The teaching of languages to early learners is widely recognised as a significant contributory factor in improving literacy, and broadening cultural horizons. In line with our Mission Statement, language learning from a young age helps children to develop confidence. At The Coombes, we believe that language learning allows children to explore and discover other ways of living, of thinking and of communicating. French is introduced informally in KS1 through singing traditional songs and role play and a more formal approach is introduced in Year 3, where the teaching and learning of MFL relies heavily on games, storytelling, finger rhymes and conversation. Whenever possible and with our ethos in mind, lessons are multi-sensory and active, serving to reinforce memory, making learning enjoyable, vivid and real.
In KS2 the children have one French lesson per week. The teaching of French is based around the Catherine Cheater Scheme, adopted by Wokingham LEA, with the focus being on oracy, literacy and intercultural understanding. In Year 3, the emphasis is very much on developing listening skills, closely followed by speaking skills. In Year 4, children continue to develop oracy skills, however the emphasis shifts to establishing an understanding of basic French grammar. In Year 5 there is a strong importance placed on the progression of fundamental reading and writing skills (literacy skills) rooted in phonics, and learning how to use a bilingual dictionary. By Year 6, the children have opportunities to utilize the language skills they have acquired to write poems, stories and recipes, using writing frames creating sentences with nouns, adjectives, adverbs and conjunctions. All language skills developed in French are related to what the children are learning in the rest of the curriculum, especially literacy lessons.

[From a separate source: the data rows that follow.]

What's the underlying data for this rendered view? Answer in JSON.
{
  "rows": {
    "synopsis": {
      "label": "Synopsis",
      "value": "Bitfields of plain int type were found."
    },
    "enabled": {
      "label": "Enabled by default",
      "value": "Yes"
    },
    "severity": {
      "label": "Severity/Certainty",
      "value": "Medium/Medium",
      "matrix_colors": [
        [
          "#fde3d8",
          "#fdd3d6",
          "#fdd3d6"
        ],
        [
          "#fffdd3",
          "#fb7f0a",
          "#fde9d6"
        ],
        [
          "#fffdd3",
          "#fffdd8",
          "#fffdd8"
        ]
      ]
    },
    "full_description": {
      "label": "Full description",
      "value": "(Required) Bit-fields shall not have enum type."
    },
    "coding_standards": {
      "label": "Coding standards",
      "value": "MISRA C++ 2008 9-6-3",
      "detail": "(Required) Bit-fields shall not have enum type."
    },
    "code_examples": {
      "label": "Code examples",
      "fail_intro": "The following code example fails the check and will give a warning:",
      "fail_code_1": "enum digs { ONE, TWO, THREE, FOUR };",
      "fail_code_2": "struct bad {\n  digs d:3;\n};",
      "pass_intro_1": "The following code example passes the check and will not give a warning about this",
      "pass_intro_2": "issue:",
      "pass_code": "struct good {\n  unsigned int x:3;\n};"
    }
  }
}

Alongside establishing oracy and literacy skills, most lessons incorporate elements of intercultural understanding, whether that be having opportunities to sample French food, identifying countries where French is spoken or simply talking about the similarities and differences of social conventions between different cultures. We celebrate Bastille Day each July, which generates many opportunities to celebrate intercultural understanding through, art, music, drama and in many other exciting ways.